About this task |
The answer is one number: how many lines in the data below hold "global".

+++ Supplied material

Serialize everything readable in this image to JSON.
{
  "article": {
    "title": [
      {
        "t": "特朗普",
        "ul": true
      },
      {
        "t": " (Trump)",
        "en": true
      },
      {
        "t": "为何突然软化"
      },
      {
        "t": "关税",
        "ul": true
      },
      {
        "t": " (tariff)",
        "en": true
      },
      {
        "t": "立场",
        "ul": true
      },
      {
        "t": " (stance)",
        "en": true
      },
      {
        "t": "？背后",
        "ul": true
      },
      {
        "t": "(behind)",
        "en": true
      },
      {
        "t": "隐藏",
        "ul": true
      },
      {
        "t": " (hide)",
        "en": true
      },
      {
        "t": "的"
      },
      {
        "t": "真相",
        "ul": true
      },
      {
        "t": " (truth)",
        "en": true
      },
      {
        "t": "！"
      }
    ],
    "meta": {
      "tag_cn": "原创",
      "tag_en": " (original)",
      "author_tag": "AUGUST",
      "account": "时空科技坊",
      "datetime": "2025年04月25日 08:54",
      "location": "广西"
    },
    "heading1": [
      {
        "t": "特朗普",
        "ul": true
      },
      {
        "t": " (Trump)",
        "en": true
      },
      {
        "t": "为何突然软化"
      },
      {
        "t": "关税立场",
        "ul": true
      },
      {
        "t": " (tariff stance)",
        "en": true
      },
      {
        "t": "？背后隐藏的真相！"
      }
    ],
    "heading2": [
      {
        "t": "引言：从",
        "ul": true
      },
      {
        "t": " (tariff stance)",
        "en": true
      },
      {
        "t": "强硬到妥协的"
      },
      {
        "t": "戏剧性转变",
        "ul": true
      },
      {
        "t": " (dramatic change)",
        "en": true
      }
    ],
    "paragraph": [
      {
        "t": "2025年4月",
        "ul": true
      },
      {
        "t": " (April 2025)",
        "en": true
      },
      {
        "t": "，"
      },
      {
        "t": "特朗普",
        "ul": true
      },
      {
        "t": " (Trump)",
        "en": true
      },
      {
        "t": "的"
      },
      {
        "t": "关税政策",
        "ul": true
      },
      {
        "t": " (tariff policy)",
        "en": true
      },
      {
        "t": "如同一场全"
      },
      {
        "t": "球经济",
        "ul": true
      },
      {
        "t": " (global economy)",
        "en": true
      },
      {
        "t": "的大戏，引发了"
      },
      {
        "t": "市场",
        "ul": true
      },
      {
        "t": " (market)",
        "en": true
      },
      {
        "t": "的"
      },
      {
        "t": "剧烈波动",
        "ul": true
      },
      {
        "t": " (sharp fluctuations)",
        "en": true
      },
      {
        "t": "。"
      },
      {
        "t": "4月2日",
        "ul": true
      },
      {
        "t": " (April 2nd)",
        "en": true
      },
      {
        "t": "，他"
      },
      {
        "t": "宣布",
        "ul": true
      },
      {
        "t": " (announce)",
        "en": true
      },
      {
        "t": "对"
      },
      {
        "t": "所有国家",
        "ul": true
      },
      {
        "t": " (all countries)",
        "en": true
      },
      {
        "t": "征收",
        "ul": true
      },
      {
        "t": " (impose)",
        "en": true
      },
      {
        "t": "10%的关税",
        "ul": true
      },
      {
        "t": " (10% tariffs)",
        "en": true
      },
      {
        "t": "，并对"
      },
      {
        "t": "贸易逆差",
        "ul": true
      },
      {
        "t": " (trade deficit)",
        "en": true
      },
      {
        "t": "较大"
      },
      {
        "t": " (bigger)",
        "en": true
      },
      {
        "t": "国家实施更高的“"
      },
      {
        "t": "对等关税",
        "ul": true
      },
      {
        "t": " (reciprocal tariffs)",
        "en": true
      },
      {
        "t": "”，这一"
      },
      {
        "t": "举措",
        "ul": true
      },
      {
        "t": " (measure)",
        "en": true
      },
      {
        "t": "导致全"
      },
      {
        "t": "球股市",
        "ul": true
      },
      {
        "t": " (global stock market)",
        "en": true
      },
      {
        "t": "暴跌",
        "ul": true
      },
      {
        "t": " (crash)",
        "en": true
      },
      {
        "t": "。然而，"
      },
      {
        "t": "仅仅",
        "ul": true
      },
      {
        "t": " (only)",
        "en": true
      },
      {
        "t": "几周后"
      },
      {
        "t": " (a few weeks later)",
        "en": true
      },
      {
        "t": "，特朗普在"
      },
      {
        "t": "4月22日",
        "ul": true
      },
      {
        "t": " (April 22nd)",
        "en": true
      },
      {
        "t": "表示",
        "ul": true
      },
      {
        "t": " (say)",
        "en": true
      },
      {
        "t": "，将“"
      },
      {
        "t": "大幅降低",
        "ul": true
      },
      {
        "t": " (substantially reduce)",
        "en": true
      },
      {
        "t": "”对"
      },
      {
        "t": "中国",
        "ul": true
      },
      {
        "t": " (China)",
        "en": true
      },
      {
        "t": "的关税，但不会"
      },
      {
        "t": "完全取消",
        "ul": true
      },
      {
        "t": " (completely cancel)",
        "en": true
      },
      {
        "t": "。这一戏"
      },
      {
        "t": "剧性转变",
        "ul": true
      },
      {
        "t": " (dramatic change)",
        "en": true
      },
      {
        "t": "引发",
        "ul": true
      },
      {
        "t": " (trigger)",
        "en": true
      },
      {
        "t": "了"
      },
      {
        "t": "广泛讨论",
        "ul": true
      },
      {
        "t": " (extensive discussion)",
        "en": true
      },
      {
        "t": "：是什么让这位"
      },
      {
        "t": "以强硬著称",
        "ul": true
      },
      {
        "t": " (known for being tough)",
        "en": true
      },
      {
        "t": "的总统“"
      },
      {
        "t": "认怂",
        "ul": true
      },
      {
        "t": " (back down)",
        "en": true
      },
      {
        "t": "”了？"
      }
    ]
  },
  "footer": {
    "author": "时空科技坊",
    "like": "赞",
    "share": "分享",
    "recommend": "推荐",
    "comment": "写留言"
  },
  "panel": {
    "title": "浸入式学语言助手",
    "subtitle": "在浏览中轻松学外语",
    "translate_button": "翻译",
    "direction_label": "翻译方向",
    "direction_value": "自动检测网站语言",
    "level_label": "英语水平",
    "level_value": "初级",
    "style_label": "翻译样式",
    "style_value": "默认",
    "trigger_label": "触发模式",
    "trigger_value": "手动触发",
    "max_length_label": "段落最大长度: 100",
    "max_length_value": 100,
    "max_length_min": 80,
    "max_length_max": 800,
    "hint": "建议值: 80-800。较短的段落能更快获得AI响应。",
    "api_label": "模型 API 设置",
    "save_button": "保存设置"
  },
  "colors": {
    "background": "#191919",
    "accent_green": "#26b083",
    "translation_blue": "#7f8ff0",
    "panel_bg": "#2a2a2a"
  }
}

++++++

Result |
2